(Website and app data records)
● ● ●
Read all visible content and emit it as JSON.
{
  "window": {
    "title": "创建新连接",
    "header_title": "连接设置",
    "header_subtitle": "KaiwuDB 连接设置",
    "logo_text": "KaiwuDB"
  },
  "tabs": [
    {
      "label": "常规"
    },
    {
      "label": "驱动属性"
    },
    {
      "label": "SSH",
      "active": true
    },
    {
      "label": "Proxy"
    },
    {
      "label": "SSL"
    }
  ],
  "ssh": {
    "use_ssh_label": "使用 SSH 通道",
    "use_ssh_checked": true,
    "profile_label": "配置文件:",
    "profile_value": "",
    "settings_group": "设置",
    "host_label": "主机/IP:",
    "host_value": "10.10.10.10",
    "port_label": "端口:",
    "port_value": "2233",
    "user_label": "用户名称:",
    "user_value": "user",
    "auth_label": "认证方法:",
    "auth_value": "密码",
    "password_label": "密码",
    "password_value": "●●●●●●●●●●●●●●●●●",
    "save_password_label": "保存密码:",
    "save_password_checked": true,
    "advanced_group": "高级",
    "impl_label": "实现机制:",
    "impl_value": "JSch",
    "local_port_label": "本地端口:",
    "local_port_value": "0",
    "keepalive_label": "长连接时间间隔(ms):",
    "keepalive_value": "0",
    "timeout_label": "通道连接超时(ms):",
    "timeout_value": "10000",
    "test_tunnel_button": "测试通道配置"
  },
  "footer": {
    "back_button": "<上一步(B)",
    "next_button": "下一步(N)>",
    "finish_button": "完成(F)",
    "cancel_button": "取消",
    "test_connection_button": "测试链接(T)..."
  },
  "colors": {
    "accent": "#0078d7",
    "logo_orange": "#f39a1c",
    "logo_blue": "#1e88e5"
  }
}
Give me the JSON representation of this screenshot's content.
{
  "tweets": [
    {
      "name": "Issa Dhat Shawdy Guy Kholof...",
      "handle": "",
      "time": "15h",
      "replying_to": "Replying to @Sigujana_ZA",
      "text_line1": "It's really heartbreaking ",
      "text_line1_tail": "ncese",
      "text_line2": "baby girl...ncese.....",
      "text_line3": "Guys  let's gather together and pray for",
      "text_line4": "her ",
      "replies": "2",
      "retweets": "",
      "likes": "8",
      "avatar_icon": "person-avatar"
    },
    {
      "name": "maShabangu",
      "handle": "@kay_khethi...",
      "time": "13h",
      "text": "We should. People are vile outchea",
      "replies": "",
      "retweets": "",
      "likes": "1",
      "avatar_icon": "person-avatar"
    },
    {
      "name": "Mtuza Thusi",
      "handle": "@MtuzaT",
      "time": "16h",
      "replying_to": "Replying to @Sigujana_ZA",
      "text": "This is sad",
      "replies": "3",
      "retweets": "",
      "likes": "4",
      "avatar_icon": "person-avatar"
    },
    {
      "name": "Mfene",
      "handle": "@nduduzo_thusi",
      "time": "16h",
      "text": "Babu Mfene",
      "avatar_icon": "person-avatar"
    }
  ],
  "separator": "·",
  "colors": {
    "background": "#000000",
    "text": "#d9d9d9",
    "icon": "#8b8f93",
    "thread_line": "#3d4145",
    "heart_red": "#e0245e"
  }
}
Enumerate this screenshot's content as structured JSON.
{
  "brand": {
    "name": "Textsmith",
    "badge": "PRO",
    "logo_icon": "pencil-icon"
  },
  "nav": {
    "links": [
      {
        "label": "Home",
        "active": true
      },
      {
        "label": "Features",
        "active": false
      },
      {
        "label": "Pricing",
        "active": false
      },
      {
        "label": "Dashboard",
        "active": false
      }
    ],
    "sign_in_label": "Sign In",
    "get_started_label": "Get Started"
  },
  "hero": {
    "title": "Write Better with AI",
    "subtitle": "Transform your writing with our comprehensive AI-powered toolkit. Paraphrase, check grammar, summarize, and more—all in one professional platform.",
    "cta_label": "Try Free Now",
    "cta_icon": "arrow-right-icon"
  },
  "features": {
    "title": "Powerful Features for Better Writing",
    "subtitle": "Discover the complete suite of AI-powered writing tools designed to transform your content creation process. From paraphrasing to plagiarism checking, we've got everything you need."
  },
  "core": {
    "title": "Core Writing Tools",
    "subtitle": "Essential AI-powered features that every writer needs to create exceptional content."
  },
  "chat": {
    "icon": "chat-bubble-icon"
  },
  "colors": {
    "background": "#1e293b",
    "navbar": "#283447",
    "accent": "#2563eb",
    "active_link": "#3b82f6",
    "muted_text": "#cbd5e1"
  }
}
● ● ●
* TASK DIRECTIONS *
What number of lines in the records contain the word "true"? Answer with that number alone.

* RESULT FOR THIS TASK *
4